- Task directions
For every line of the material below, check for the string "this" and return the line if it is there.
'''
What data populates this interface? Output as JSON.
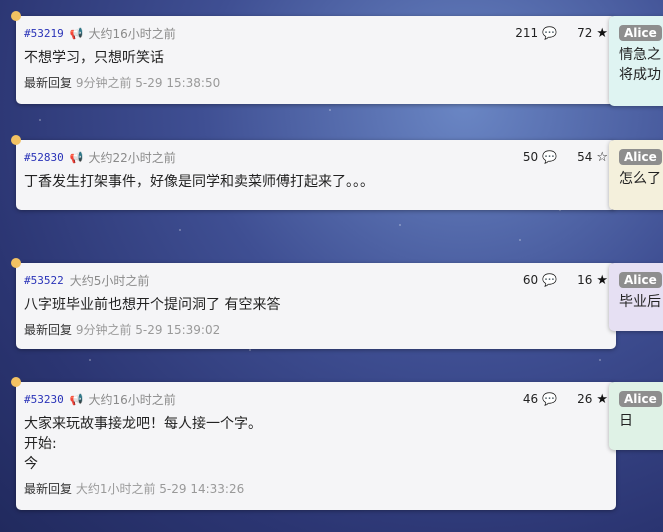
{
  "posts": [
    {
      "id": "#53219",
      "time": "大约16小时之前",
      "comments": "211",
      "likes": "72",
      "starred": true,
      "text": "不想学习，只想听笑话",
      "reply_label": "最新回复",
      "reply_time": "9分钟之前 5-29 15:38:50",
      "megaphone": true
    },
    {
      "id": "#52830",
      "time": "大约22小时之前",
      "comments": "50",
      "likes": "54",
      "starred": false,
      "text": "丁香发生打架事件，好像是同学和卖菜师傅打起来了。。。",
      "reply_label": "",
      "reply_time": "",
      "megaphone": true
    },
    {
      "id": "#53522",
      "time": "大约5小时之前",
      "comments": "60",
      "likes": "16",
      "starred": true,
      "text": "八字班毕业前也想开个提问洞了 有空来答",
      "reply_label": "最新回复",
      "reply_time": "9分钟之前 5-29 15:39:02",
      "megaphone": false
    },
    {
      "id": "#53230",
      "time": "大约16小时之前",
      "comments": "46",
      "likes": "26",
      "starred": true,
      "text": "大家来玩故事接龙吧！每人接一个字。\n开始:\n今",
      "reply_label": "最新回复",
      "reply_time": "大约1小时之前 5-29 14:33:26",
      "megaphone": true
    }
  ],
  "side_replies": [
    {
      "author": "Alice",
      "text": "情急之\n将成功",
      "bg": "#dff4f2"
    },
    {
      "author": "Alice",
      "text": "怎么了",
      "bg": "#f4f0dc"
    },
    {
      "author": "Alice",
      "text": "毕业后",
      "bg": "#e6e0f3"
    },
    {
      "author": "Alice",
      "text": "日",
      "bg": "#dff2e6"
    }
  ],
  "icons": {
    "comment": "comment-bubble-icon",
    "star": "star-icon",
    "megaphone": "megaphone-icon"
  }
}
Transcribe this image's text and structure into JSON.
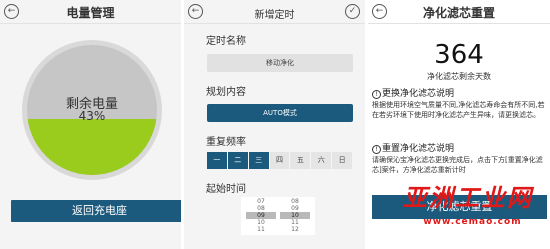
{
  "screen1": {
    "title": "电量管理",
    "back_icon": "back-arrow-icon",
    "gauge_label": "剩余电量",
    "gauge_value": "43%",
    "gauge_fraction": 0.43,
    "gauge_fill_color": "#99cc1c",
    "button_label": "返回充电座"
  },
  "screen2": {
    "title": "新增定时",
    "back_icon": "back-arrow-icon",
    "confirm_icon": "check-circle-icon",
    "name_label": "定时名称",
    "name_value": "移动净化",
    "plan_label": "规划内容",
    "plan_value": "AUTO模式",
    "repeat_label": "重复频率",
    "weekdays": [
      "一",
      "二",
      "三",
      "四",
      "五",
      "六",
      "日"
    ],
    "weekdays_active": [
      true,
      true,
      true,
      false,
      false,
      false,
      false
    ],
    "start_label": "起始时间",
    "hours": [
      "07",
      "08",
      "09",
      "10",
      "11"
    ],
    "minutes": [
      "08",
      "09",
      "10",
      "11",
      "12"
    ],
    "selected_index": 2
  },
  "screen3": {
    "title": "净化滤芯重置",
    "back_icon": "back-arrow-icon",
    "days_value": "364",
    "days_caption": "净化滤芯剩余天数",
    "replace_title": "更换净化滤芯说明",
    "replace_text": "根据使用环境空气质量不同,净化滤芯寿命会有所不同,若在若劣环境下使用时净化滤芯产生异味，请更换滤芯。",
    "reset_title": "重置净化滤芯说明",
    "reset_text": "请确保沁宝净化滤芯更换完成后，点击下方[重置净化滤芯]案件，方净化滤芯重新计时",
    "button_label": "净化滤芯重置"
  },
  "watermark": {
    "main": "亚洲工业网",
    "url": "www.cemao.com"
  },
  "colors": {
    "accent": "#1b5a7d",
    "watermark": "#e01818"
  }
}
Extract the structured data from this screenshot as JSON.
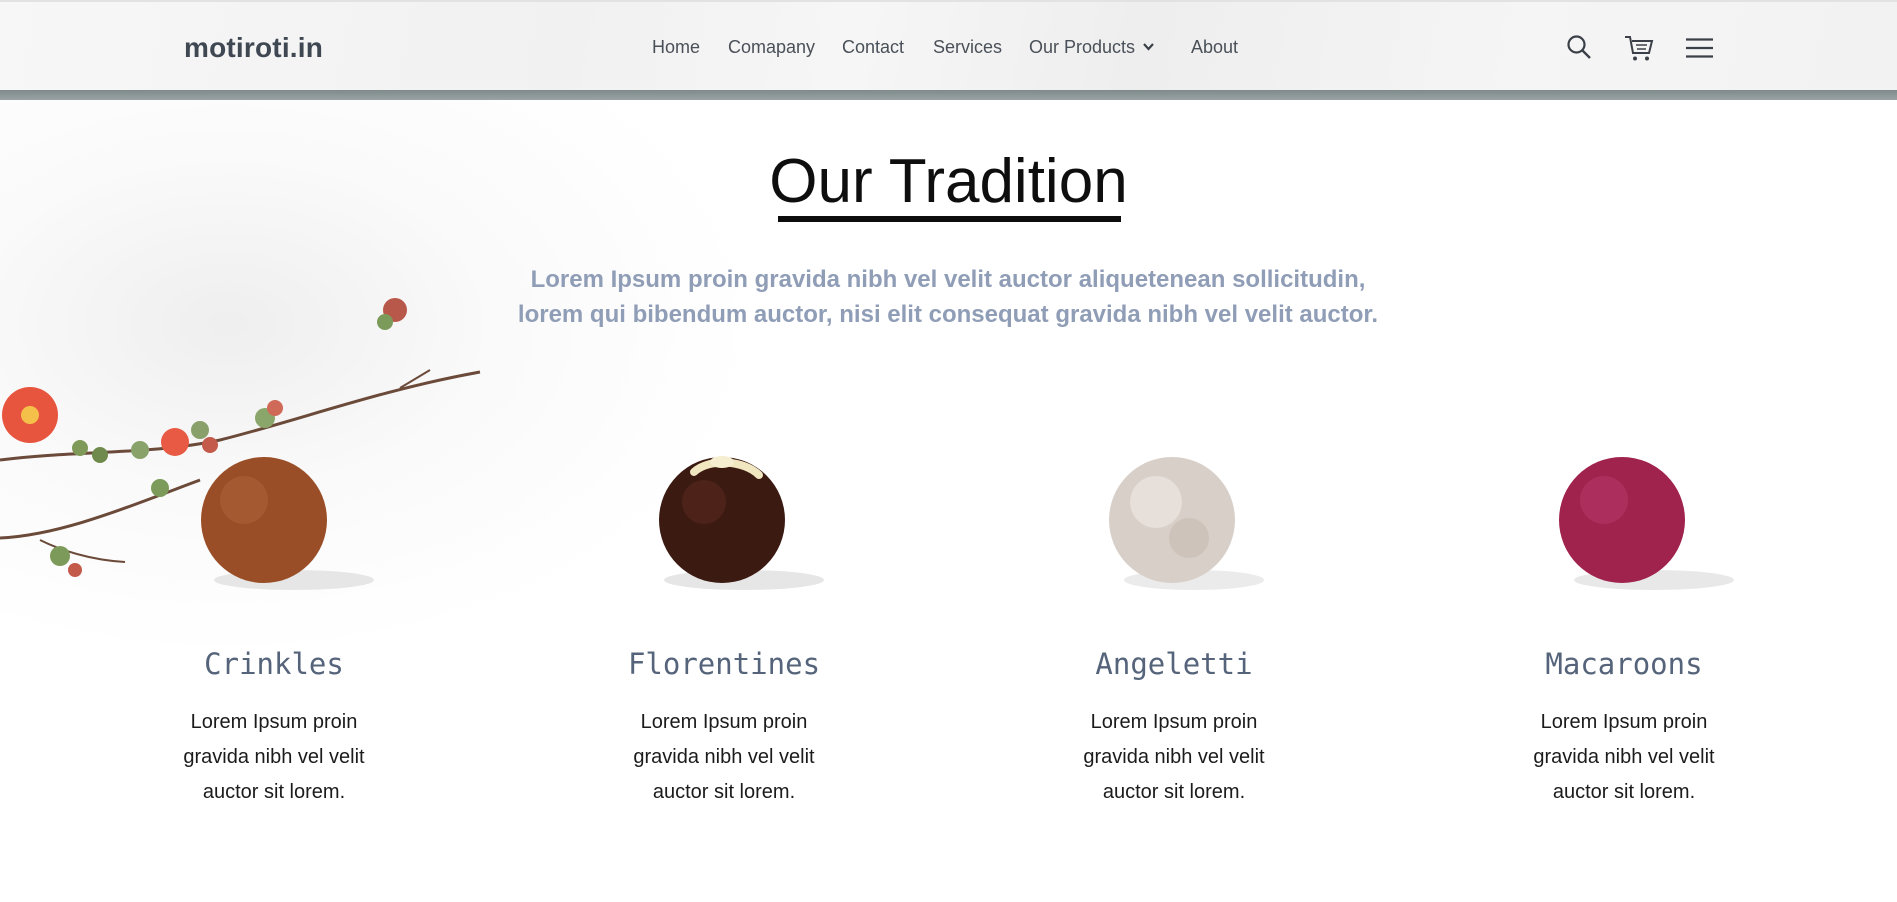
{
  "header": {
    "logo": "motiroti.in",
    "nav": [
      {
        "label": "Home"
      },
      {
        "label": "Comapany"
      },
      {
        "label": "Contact"
      },
      {
        "label": "Services"
      },
      {
        "label": "Our Products"
      },
      {
        "label": "About"
      }
    ],
    "icons": [
      "search-icon",
      "cart-icon",
      "menu-icon"
    ]
  },
  "section": {
    "title": "Our Tradition",
    "subtitle_line1": "Lorem Ipsum proin gravida nibh vel velit auctor aliquetenean sollicitudin,",
    "subtitle_line2": "lorem qui bibendum auctor, nisi elit consequat gravida nibh vel velit auctor."
  },
  "products": [
    {
      "name": "Crinkles",
      "desc": "Lorem Ipsum proin gravida nibh vel velit auctor sit lorem.",
      "color": "#9a4e27"
    },
    {
      "name": "Florentines",
      "desc": "Lorem Ipsum proin gravida nibh vel velit auctor sit lorem.",
      "color": "#3b1a12"
    },
    {
      "name": "Angeletti",
      "desc": "Lorem Ipsum proin gravida nibh vel velit auctor sit lorem.",
      "color": "#d8cfc8"
    },
    {
      "name": "Macaroons",
      "desc": "Lorem Ipsum proin gravida nibh vel velit auctor sit lorem.",
      "color": "#a0234e"
    }
  ],
  "colors": {
    "logo": "#3f4752",
    "header_bar": "#8a9596",
    "subtitle": "#8f9db6",
    "product_name": "#55647a"
  }
}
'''
- Task response
What data populates this interface? Output as JSON.
Transcribe this image's text and structure into JSON.
Extract the structured data from this screenshot as JSON.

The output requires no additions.